In December 1959, NW merged with the Virginian Railway (reporting mark VGN), a longtime rival in the Pocahontas coal region. By 1970, other mergers with the Nickel Plate Road and Wabash formed a system that operated 7,595 miles (12,223 km) of road on 14,881 miles (23,949 km) of track from North Carolina to New York and from Virginia to Iowa.

In 1980, NW teamed up with the Southern Railway, another profitable carrier and created the Norfolk Southern Corporation holding company by merging its business operations with the business operations of the Southern Railway. The NW and the Southern Railway continued as separate railroads now under one holding company.

On December 31, 1990, the Southern Railway was renamed "Norfolk Southern Railway" to reflect the Norfolk Southern Corporation and on the same day, the renamed Norfolk Southern Railway gained full control of the Norfolk and Western Railway with the Norfolk and Western being transferred from the holding company to the renamed Norfolk Southern Railway, this began the final years of Norfolk and Western which was absorbed into the renamed Norfolk Southern Railway seven years later in 1997 (1990 to 1997 the Norfolk and Western continued operating by using paper operations).

In 1997 during the Conrail battle with CSX, Norfolk Southern Corporation's principal railroad, the renamed Norfolk Southern Railway, absorbed the Norfolk and Western Railway into their rail system, ending the existence of the Norfolk and Western Railway and having the renamed Norfolk Southern Railway becoming the only railroad in the entire Norfolk Southern system after that.

Brand/Importer Information:
Formerly located in Cresskill, New Jersey, the now defunct Bev-Bel Corp. was founded by the late Irvin and Beverly Belkin in 1956. A prolific "boutique" producer of after-market, limited production, special run rolling stock and locomotives (in road names and non-traditional commemorative and holiday themed paint schemes that were not typically offered by the major manufacturers), Bev-Bel' sourced its models from Atlas Tool Co., Inc., Atlas Model Railroad Co., Inc., Bachmann, and Life-Like Trains.

Manufacturer Information:
Lima S.p.A (Lima Models) was a brand of railway models made in Vicenza, Italy, for almost 50 years, from the early 1950s until the company ceased trading in 2004. Lima was a popular, affordable brand of 00 gauge and N gauge model railway material in the UK, more detailed H0 and N gauge models in France, Germany, Italy, Switzerland, and the United States as well as South Africa, Scandinavia and Australia. Lima also produced a small range of 0 gauge models. Lima partnered with various distributors and manufacturers, selling under brands such as A.H.M., Model Power, Minitrain and PMI (Precision Models of Italy). Market pressures from superior Far Eastern produce in the mid-1990s led to Lima merging with Rivarossi, Arnold, and Jouef. Ultimately, these consolidations failed and operations ceased in 2004.

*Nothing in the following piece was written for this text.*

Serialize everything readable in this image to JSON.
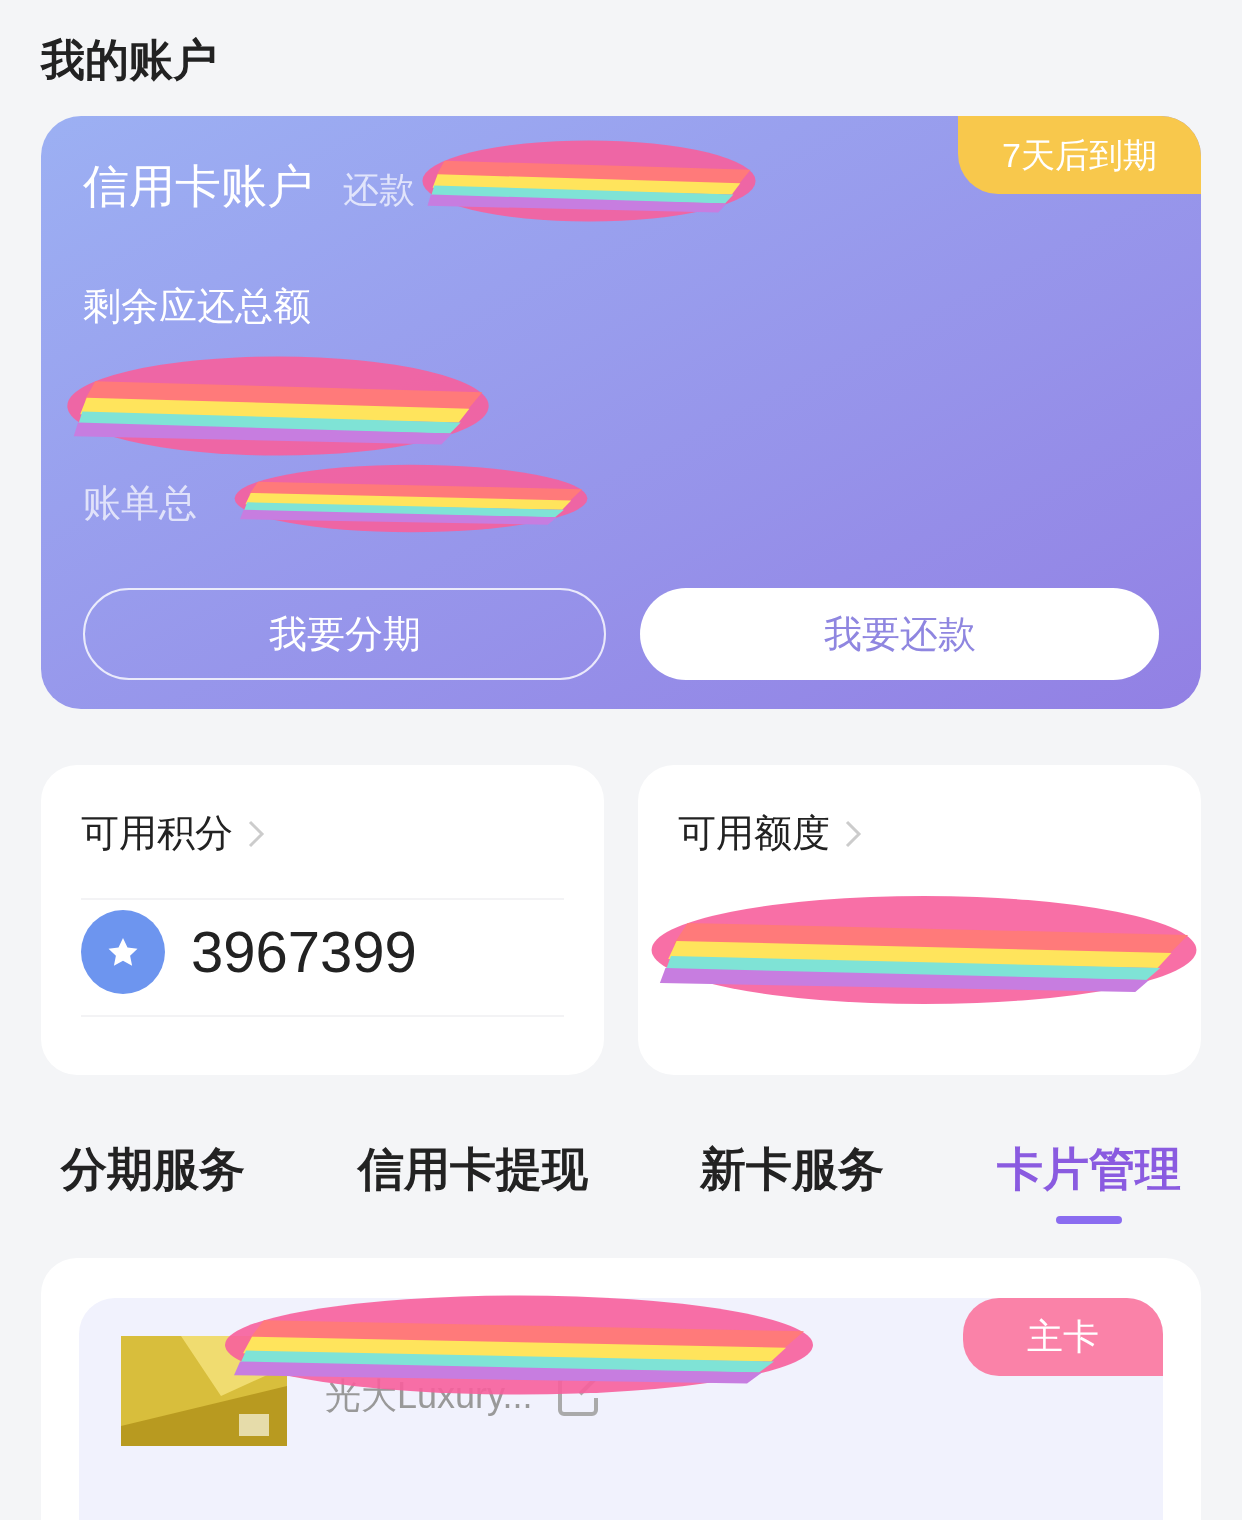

Hornby Railways offered €8 million to acquire Lima's assets (including tooling, inventory, and the various brand names) in March of the same year, the Italian bankruptcy court of Brescia (town near Milan, last headquarters of Lima) approving the offer later that year. In December 2004, Hornby Railways formally announced the acquisition along with the Rivarossi (H0 North American and Italian prototypes), Arnold (N scale European prototypes), Jouef (H0 scale French prototypes), and Pocher (die-cast metal automobile kits) ranges. As of mid-2006, a range of these products has been made available under the Hornby International brand, refitted with NEM couplings and sprung buffers and sockets for DCC (Digital Command Control) decoders.

From Wikipedia

Item created by: Alain LM on 2017-12-23 15:56:41. Last edited by gdm on 2018-03-14 14:45:23

If you see errors or missing data in this entry, please feel free to log in and edit it. Anyone with a Gmail account can log in instantly.